Asia Watch: Indonesia and the Ukraine crisis
Aug 5, 2022 | Giora Eliraz
In late June, Indonesian President Joko Widodo (Jokowi), arrived in Europe on a peace mission focused on meetings in Kyiv with Ukrainian President Volodymyr Zelensky and in Moscow with President Vladimir Putin. This mission also included efforts to address the urgent food insecurity issues which have been aggravated by the Ukraine-Russia war. According to the Indonesian President, he conveyed a message from Zelensky to Putin and stated that his country was willing to be a “communication bridge” between the two warring nations.
Outsiders might wonder how it happened that the President of the faraway Indonesian archipelago ended up getting involved in such a mission on European terrain. But a wider view of Indonesian history and foreign policy suggests this should not really be a surprise. During the authoritarian Suharto era (1966-1998), Indonesia was involved in efforts to settle conflicts in its own region. For example, it significantly contributed – both through the Association of Southeast Asian Nations (ASEAN) and the United Nations – to efforts to realise peace in Cambodia which, between 1979 and 1992, had struggled with both internal and external conflicts. In the early 1990s, Indonesia was involved in mediation between the Government of the Philippines and Muslim separatist groups.
Such initiatives became even more prominent during the Reformasi, post-Suharto era, following the stormy early years of transition to democracy during the late 1990s and early 2000s. As Jakarta gained confidence in its new democratic model of governance, it began to initiate a more aspirational foreign policy, including an ambition to promote democracy and support conflict resolution and peace-building.
In 2011, Jakarta used its chairmanship of ASEAN to mediate a border dispute between Thailand and Cambodia. After the junta in Myanmar officially dissolved itself that same year, Indonesia – the de facto leader of ASEAN – started to lead this regional organisation in efforts to support reforms in Myanmar. After a junta again seized power in a coup in early 2021, Indonesia sought to lead ASEAN to encourage peaceful stabilisation of Myanmar. And in Afghanistan, until the Taliban took control of the country in August 2021, Indonesia was extensively involved in efforts to promote political reconciliation between the various Afghan factions.
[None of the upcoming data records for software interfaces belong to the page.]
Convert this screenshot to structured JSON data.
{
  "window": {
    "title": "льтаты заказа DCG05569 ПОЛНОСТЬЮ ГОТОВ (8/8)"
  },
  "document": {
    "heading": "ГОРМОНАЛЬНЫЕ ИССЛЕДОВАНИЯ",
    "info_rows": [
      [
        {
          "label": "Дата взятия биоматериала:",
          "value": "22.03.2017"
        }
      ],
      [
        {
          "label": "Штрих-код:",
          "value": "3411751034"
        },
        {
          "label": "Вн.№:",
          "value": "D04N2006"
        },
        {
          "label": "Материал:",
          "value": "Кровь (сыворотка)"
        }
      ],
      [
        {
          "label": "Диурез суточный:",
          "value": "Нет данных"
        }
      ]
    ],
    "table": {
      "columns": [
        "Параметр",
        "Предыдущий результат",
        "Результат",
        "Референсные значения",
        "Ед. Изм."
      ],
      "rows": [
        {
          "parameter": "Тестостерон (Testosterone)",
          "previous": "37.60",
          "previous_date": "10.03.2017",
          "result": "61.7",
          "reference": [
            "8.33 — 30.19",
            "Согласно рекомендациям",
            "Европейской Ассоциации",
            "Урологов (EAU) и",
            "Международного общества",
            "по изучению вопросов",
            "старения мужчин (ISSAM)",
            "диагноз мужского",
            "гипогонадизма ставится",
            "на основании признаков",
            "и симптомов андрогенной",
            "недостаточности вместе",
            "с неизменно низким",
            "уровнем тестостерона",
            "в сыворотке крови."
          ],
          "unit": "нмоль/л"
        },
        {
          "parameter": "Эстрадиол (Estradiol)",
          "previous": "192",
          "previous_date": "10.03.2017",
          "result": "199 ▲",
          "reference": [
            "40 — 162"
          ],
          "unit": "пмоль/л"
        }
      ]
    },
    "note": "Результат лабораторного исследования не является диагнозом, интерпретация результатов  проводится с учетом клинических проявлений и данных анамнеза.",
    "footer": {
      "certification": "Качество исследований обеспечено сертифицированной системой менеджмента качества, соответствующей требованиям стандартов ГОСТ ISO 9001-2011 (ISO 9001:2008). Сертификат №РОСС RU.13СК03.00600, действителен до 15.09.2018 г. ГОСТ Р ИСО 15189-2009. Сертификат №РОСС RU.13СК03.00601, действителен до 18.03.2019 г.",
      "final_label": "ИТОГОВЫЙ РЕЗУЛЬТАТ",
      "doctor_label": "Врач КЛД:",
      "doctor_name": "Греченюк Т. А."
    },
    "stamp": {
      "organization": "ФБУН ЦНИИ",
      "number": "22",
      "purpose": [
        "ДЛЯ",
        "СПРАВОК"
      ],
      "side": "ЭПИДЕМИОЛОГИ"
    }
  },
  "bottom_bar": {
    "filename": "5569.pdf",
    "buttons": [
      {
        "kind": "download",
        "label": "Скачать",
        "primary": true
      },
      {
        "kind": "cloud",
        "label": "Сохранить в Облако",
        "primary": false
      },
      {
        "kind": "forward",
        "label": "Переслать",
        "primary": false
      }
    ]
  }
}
Today, Indonesia is approaching the tangled issues associated with the Ukraine-Russia war with a somewhat higher international profile, as the current chair of the prestigious Group of 20 (G20). In addition, President Widodo is one of six “Champions” of the Global Crisis Response Group set up by the UN Secretary-General to help decision-makers develop strategies to address the three main problems in the global crisis caused by the war – food, energy and finance.
Indonesia believes that one of the key factors that makes it fit to mediate in the Ukraine conflict is its traditional policy of neutrality in world politics, which has been in place since 1948. A formative guiding principle underlying Indonesia’s foreign policy since that time has been “rowing between two reefs” (Ind. mendayung antara dua karang). This was further institutionalised during the 1950s, when Indonesia played a leading role in the creation of the Non-Aligned Movement.
In the Ukraine-Russia war, Indonesia has again appeared to be trying to navigate carefully between the “reefs”. It supported the UN General Assembly resolution condemning the Russian attack on Ukraine but has declined to join Western sanctions against Russia and abstained from the vote to suspend Russia from the UN Human Rights Council. Hence, Indonesia has been described by observers as a “fence sitter”.
But what is driving Indonesia to seek to play a mediating role in this bloody European conflict?
Like many other parts of the world, Southeast Asia is heavily affected by the consequences of the war, in particular in terms of commodity shortages and commodity prices.
There are also concerns about the aggravation of great power competition in the Indo-Pacific. The war has proven yet again that the blatant trampling of national sovereignty does not provoke truly effective responses by the international community.
Finally, there are domestic interests: as a major importer of Ukrainian wheat, Indonesia needs a stable supply in order to maintain the production of wheat-based food and to meet potential domestic challenges caused by rising prices.
In its current one-year chairmanship of the G20, Indonesia has an interest in leading this prestigious economic forum to address the global food insecurity exacerbated by the war. Thus, while eyes are directed towards the planned G20 Summit meeting in Bali in November, Indonesia, the perceived neutral actor, hopes to see participation of the Russian leader despite Western pressure. However, Indonesia has also invited President Zelensky, even though his country is not a member state, to attend the summit.
Indeed, it seems that Indonesia, a rising actor in the international arena, considers its leadership of the G20 a major platform for both upgrading its international profile and promoting its essential interests, including regarding the Ukraine conflict.